**What is needed**: Locate every line below that contains the word "Teacher" and copy it.

**Records shown**:
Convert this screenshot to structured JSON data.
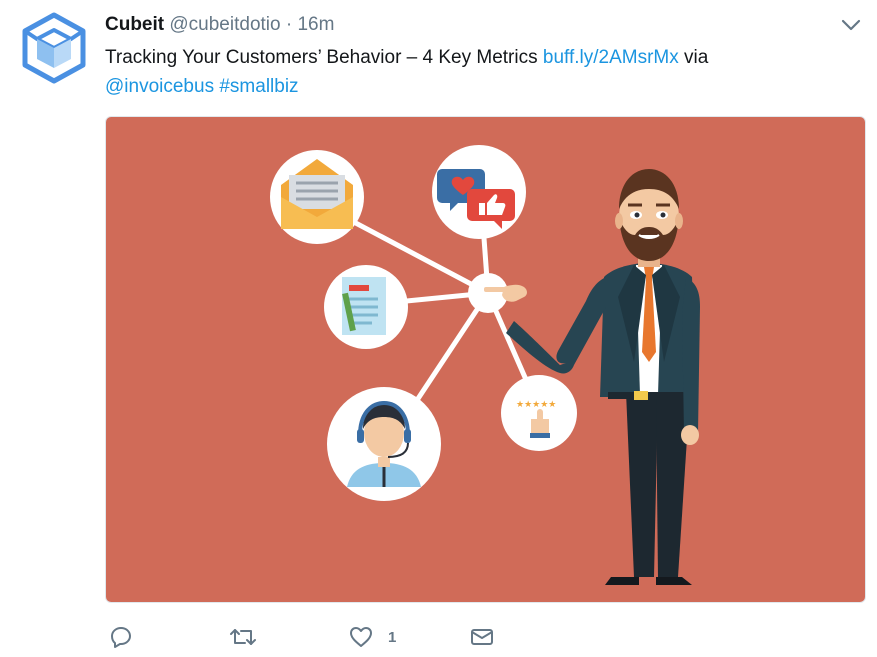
{
  "tweet": {
    "display_name": "Cubeit",
    "handle": "@cubeitdotio",
    "separator": "·",
    "timestamp": "16m",
    "text_main": "Tracking Your Customers’ Behavior – 4 Key Metrics ",
    "link": "buff.ly/2AMsrMx",
    "text_via": " via",
    "mention": "@invoicebus",
    "hashtag": "#smallbiz"
  },
  "media": {
    "background_color": "#d06b58",
    "rating_text": "★★★★★"
  },
  "actions": {
    "like_count": "1"
  },
  "colors": {
    "link": "#1b95e0",
    "text": "#14171a",
    "muted": "#657786",
    "avatar_blue": "#4a90e2"
  },
  "icons": {
    "avatar": "cube-logo-icon",
    "menu": "chevron-down-icon",
    "reply": "reply-icon",
    "retweet": "retweet-icon",
    "like": "heart-icon",
    "dm": "envelope-icon"
  }
}
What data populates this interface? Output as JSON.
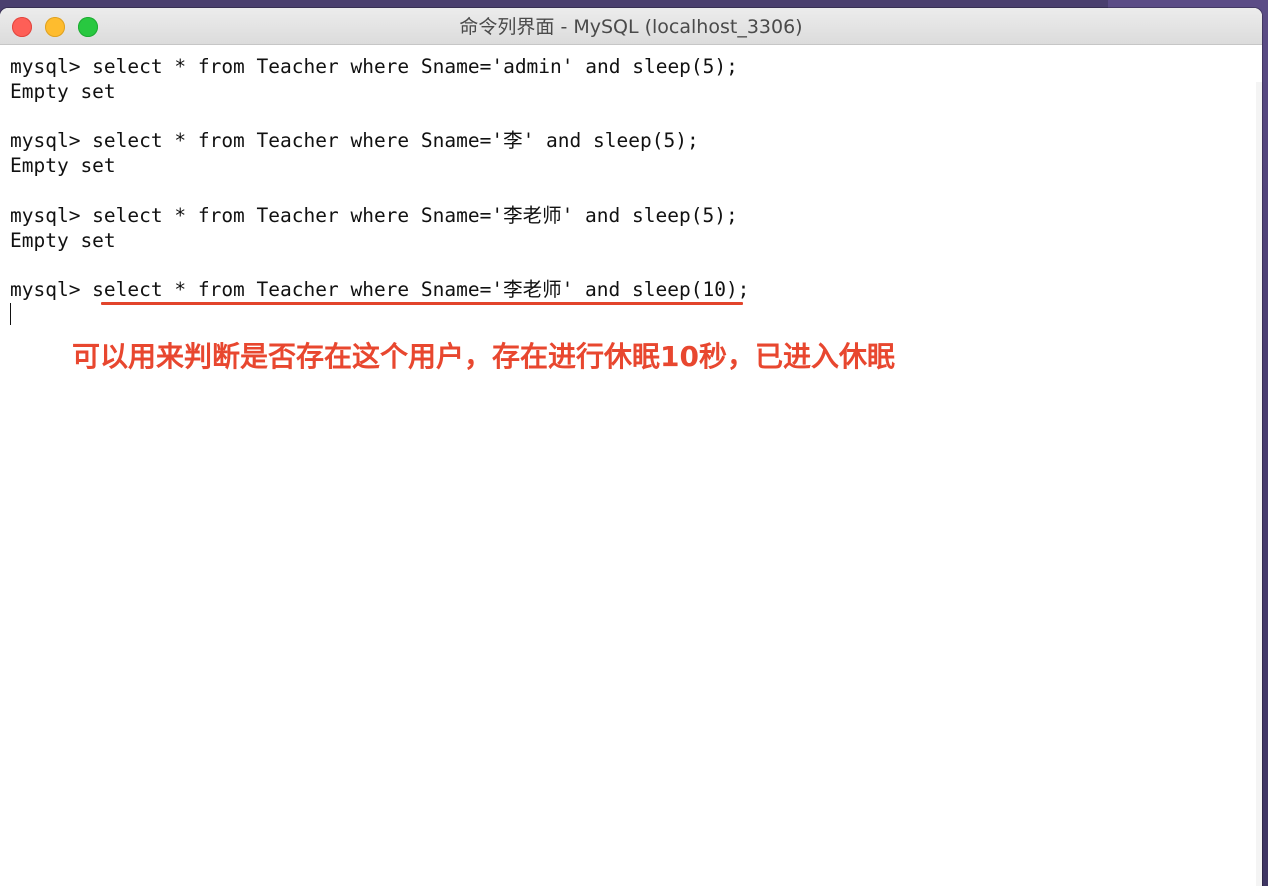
{
  "window": {
    "title": "命令列界面 - MySQL (localhost_3306)"
  },
  "terminal": {
    "lines": [
      "mysql> select * from Teacher where Sname='admin' and sleep(5);",
      "Empty set",
      "mysql> select * from Teacher where Sname='李' and sleep(5);",
      "Empty set",
      "mysql> select * from Teacher where Sname='李老师' and sleep(5);",
      "Empty set",
      "mysql> select * from Teacher where Sname='李老师' and sleep(10);"
    ]
  },
  "annotation": {
    "text": "可以用来判断是否存在这个用户，存在进行休眠10秒，已进入休眠",
    "color": "#e8472f"
  },
  "colors": {
    "close": "#fe5f57",
    "minimize": "#febc2e",
    "zoom": "#28c840"
  }
}
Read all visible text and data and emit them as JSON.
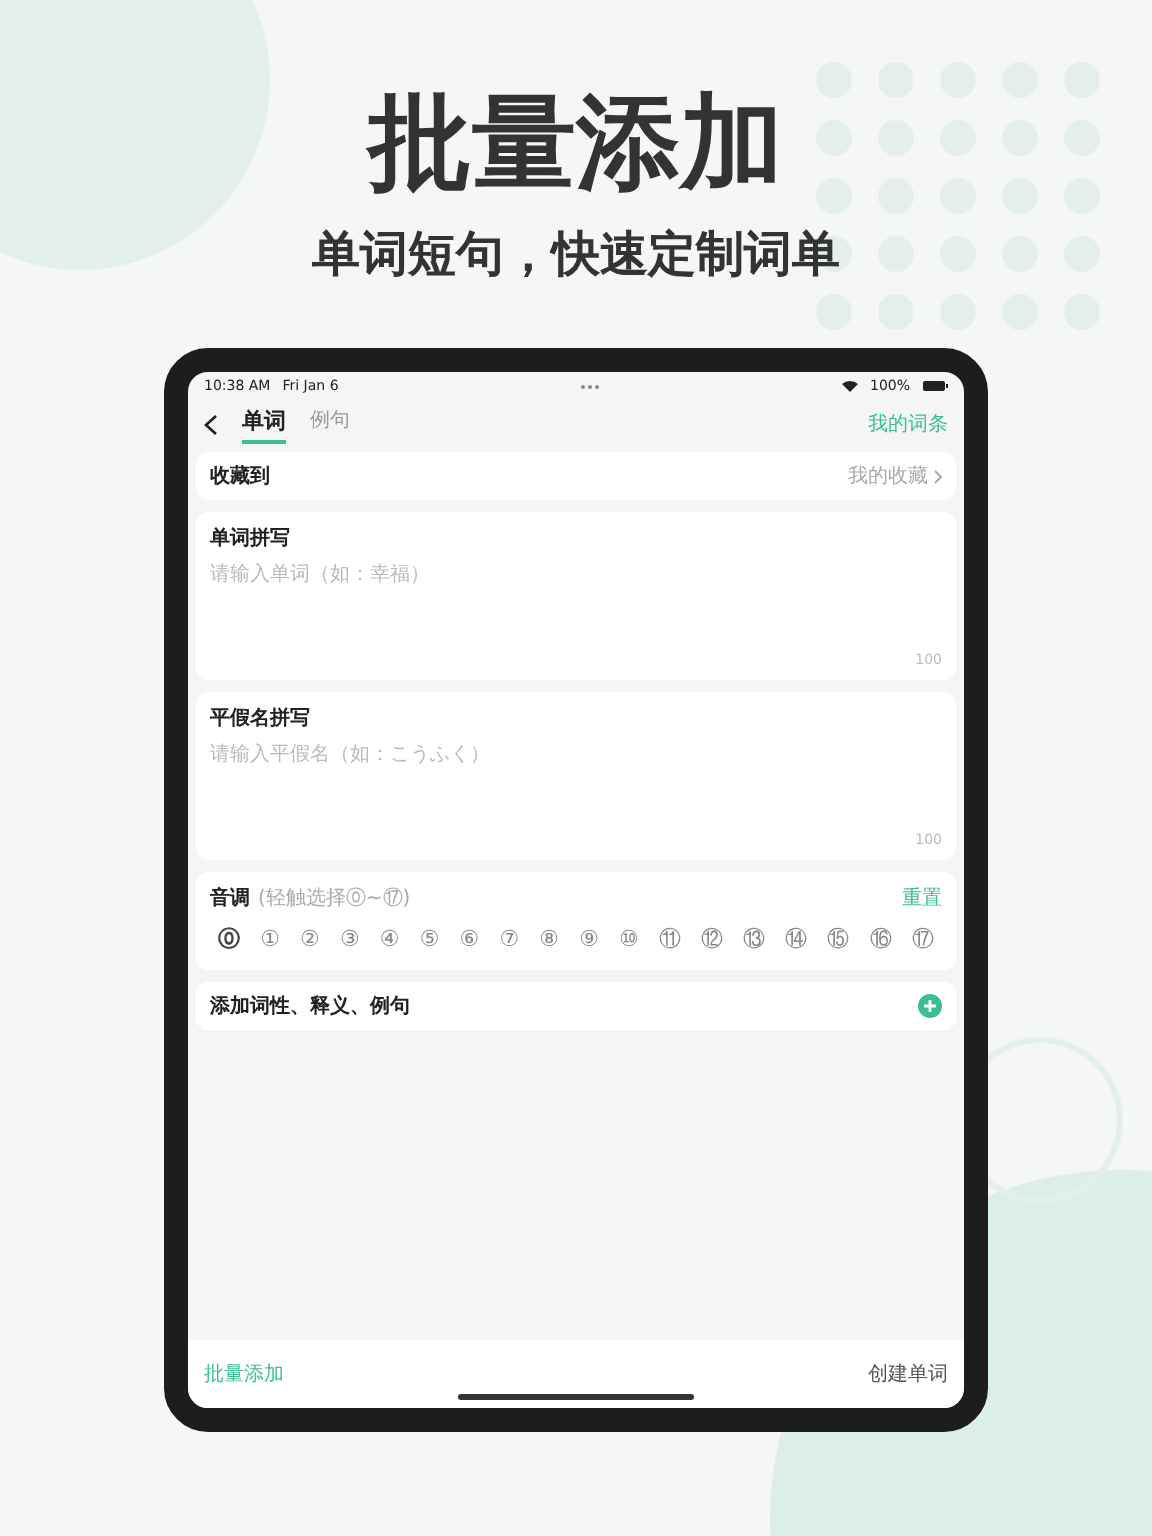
{
  "headline": "批量添加",
  "subtitle": "单词短句，快速定制词单",
  "status_bar": {
    "time": "10:38 AM",
    "date": "Fri Jan 6",
    "battery": "100%"
  },
  "nav": {
    "tabs": [
      {
        "label": "单词",
        "selected": true
      },
      {
        "label": "例句",
        "selected": false
      }
    ],
    "action": "我的词条"
  },
  "collect": {
    "label": "收藏到",
    "value": "我的收藏"
  },
  "fields": [
    {
      "label": "单词拼写",
      "placeholder": "请输入单词（如：幸福）",
      "counter": "100"
    },
    {
      "label": "平假名拼写",
      "placeholder": "请输入平假名（如：こうふく）",
      "counter": "100"
    }
  ],
  "tone": {
    "label": "音调",
    "hint": "(轻触选择⓪~⑰)",
    "reset": "重置",
    "options": [
      {
        "label": "⓪",
        "selected": true
      },
      {
        "label": "①",
        "selected": false
      },
      {
        "label": "②",
        "selected": false
      },
      {
        "label": "③",
        "selected": false
      },
      {
        "label": "④",
        "selected": false
      },
      {
        "label": "⑤",
        "selected": false
      },
      {
        "label": "⑥",
        "selected": false
      },
      {
        "label": "⑦",
        "selected": false
      },
      {
        "label": "⑧",
        "selected": false
      },
      {
        "label": "⑨",
        "selected": false
      },
      {
        "label": "⑩",
        "selected": false
      },
      {
        "label": "⑪",
        "selected": false
      },
      {
        "label": "⑫",
        "selected": false
      },
      {
        "label": "⑬",
        "selected": false
      },
      {
        "label": "⑭",
        "selected": false
      },
      {
        "label": "⑮",
        "selected": false
      },
      {
        "label": "⑯",
        "selected": false
      },
      {
        "label": "⑰",
        "selected": false
      }
    ]
  },
  "add_row": {
    "label": "添加词性、释义、例句"
  },
  "bottom": {
    "left": "批量添加",
    "right": "创建单词"
  }
}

**Your response**:
      "mysql> select * from Teacher where Sname='admin' and sleep(5);",
      "mysql> select * from Teacher where Sname='李' and sleep(5);",
      "mysql> select * from Teacher where Sname='李老师' and sleep(5);",
      "mysql> select * from Teacher where Sname='李老师' and sleep(10);"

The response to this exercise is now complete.